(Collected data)
# # # # # # #
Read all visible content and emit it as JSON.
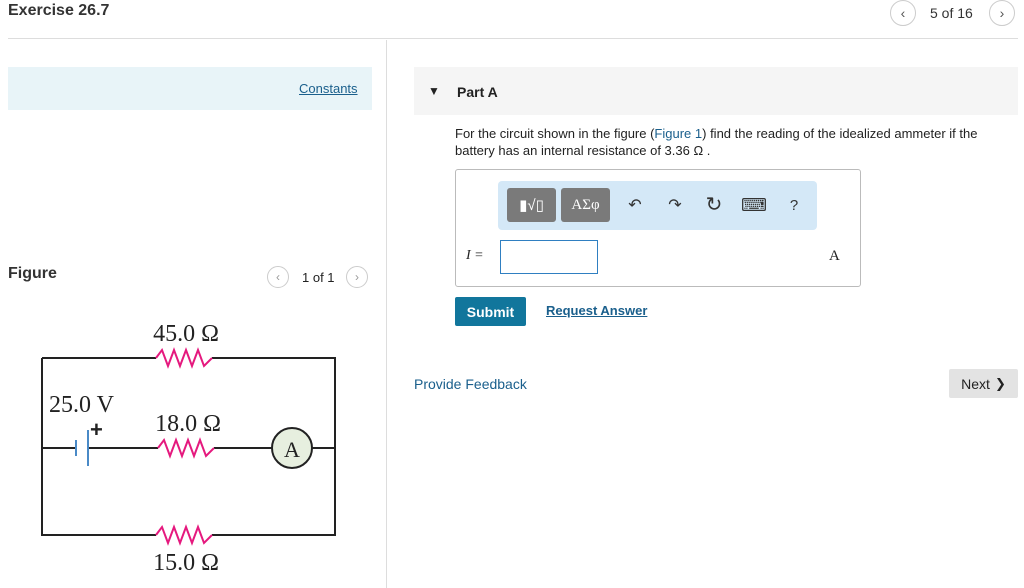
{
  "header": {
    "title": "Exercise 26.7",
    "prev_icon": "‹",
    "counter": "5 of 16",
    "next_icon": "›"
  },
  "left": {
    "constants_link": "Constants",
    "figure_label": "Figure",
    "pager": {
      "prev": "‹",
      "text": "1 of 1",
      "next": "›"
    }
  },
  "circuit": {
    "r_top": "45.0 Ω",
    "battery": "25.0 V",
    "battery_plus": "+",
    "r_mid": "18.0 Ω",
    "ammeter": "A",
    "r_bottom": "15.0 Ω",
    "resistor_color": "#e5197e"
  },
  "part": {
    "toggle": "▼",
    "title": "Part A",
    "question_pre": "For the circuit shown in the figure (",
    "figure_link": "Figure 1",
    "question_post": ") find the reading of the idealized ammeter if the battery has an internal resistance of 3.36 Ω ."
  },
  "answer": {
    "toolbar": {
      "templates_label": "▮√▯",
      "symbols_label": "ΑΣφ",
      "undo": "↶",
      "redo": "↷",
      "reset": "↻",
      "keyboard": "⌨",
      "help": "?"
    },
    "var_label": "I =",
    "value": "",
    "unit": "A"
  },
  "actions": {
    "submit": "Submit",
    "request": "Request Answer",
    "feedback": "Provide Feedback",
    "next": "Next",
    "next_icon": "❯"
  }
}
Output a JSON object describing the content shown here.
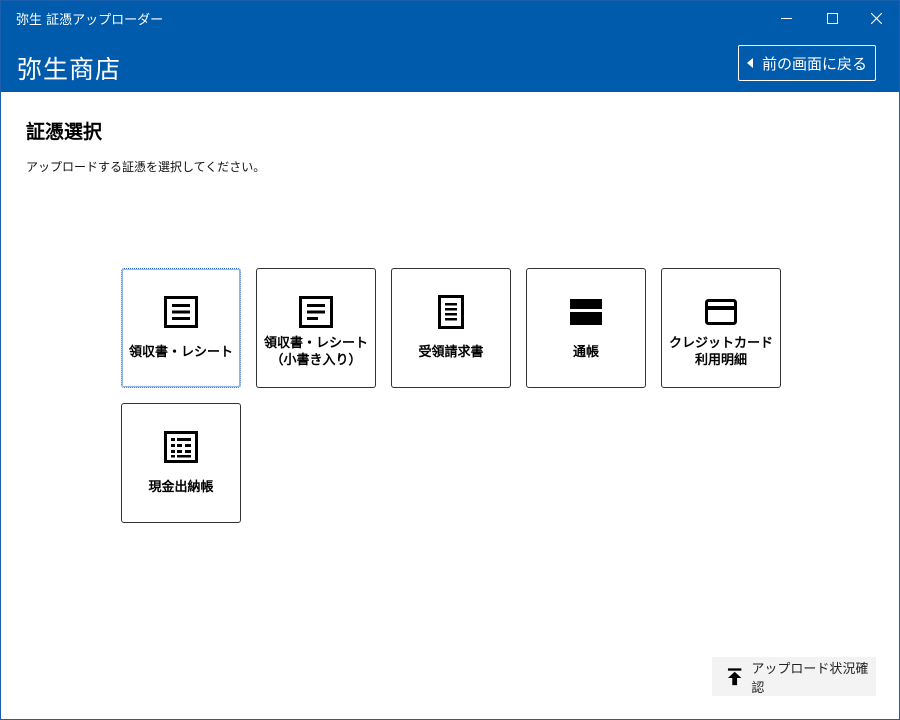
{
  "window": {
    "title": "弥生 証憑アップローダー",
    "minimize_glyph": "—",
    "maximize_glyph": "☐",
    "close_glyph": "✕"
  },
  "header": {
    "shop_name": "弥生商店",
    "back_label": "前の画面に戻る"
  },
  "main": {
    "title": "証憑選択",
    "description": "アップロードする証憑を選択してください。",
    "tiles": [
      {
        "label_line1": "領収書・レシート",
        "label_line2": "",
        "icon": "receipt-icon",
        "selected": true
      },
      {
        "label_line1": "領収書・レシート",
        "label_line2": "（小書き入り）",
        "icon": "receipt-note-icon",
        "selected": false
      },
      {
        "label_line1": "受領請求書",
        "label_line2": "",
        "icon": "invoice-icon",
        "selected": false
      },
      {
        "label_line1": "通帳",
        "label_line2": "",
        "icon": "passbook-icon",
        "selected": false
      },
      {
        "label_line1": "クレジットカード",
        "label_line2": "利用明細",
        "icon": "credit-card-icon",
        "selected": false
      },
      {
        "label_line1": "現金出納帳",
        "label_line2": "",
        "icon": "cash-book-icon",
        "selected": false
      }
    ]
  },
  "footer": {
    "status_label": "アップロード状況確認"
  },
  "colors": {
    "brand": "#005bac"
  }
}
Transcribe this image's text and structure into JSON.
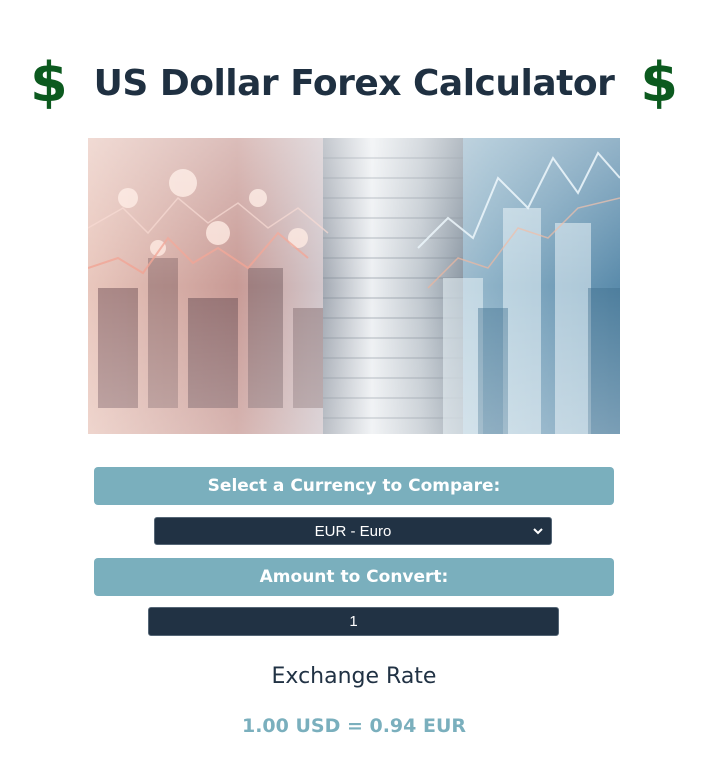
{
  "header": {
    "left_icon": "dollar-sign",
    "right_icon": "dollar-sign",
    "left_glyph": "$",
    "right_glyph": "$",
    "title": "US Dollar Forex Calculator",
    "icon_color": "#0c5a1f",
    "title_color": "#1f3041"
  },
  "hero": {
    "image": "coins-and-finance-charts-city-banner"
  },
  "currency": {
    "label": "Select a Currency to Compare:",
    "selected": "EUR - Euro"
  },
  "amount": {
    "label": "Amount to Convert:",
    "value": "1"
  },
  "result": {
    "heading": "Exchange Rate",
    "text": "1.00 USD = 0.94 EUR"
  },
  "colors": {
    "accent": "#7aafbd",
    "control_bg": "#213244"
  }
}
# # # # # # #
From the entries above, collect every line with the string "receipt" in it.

> [Task answer]
        "icon": "receipt-icon",
        "icon": "receipt-note-icon",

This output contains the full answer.